→ **WORK TO BE COMPLETED**: Within the material, how many of the lines include the word "horizon"? State only that number.

━━━━━━━━━━━━━━━━

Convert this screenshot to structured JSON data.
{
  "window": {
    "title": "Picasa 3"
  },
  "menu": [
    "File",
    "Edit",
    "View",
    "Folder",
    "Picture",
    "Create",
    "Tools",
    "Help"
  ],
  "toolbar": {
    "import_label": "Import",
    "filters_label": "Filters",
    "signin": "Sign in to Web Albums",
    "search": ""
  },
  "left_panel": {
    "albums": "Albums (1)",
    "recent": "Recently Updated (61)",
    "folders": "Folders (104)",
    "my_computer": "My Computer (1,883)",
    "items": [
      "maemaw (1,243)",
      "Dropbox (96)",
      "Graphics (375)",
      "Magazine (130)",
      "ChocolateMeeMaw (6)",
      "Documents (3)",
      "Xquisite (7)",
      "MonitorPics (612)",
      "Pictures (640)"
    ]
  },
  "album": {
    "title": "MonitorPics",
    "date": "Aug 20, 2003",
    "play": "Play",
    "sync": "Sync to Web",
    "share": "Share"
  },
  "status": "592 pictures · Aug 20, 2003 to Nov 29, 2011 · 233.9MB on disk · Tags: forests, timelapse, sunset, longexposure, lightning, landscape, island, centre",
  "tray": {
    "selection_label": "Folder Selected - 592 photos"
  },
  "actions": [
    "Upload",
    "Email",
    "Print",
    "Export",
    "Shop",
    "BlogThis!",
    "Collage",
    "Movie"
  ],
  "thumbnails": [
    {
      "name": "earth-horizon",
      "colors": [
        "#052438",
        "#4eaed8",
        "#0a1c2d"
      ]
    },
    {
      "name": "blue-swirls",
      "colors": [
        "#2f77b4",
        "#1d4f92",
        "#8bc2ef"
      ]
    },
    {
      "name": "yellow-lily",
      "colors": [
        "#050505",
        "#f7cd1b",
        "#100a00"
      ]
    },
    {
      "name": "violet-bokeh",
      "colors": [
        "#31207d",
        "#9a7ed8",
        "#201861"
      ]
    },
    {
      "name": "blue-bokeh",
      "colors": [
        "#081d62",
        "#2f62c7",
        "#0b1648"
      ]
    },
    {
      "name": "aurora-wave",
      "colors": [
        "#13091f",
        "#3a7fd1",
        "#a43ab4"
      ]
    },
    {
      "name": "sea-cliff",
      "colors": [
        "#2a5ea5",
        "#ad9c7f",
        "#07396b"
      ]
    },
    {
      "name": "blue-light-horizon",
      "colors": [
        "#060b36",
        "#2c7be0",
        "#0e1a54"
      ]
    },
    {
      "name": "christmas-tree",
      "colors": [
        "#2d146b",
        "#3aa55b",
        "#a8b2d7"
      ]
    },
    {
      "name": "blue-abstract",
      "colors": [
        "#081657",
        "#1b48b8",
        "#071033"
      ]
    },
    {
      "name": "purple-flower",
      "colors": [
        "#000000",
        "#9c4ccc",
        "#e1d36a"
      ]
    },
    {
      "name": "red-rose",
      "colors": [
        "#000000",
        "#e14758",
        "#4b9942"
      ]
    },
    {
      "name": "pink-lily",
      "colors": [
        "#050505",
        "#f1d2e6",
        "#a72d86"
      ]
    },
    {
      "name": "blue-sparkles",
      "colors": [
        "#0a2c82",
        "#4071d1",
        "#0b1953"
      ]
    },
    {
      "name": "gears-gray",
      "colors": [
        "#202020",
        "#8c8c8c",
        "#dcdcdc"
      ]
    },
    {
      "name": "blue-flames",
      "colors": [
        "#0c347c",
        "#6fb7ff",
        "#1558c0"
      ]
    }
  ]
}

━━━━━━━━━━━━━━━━

→ **WRITTEN RESPONSE**: 2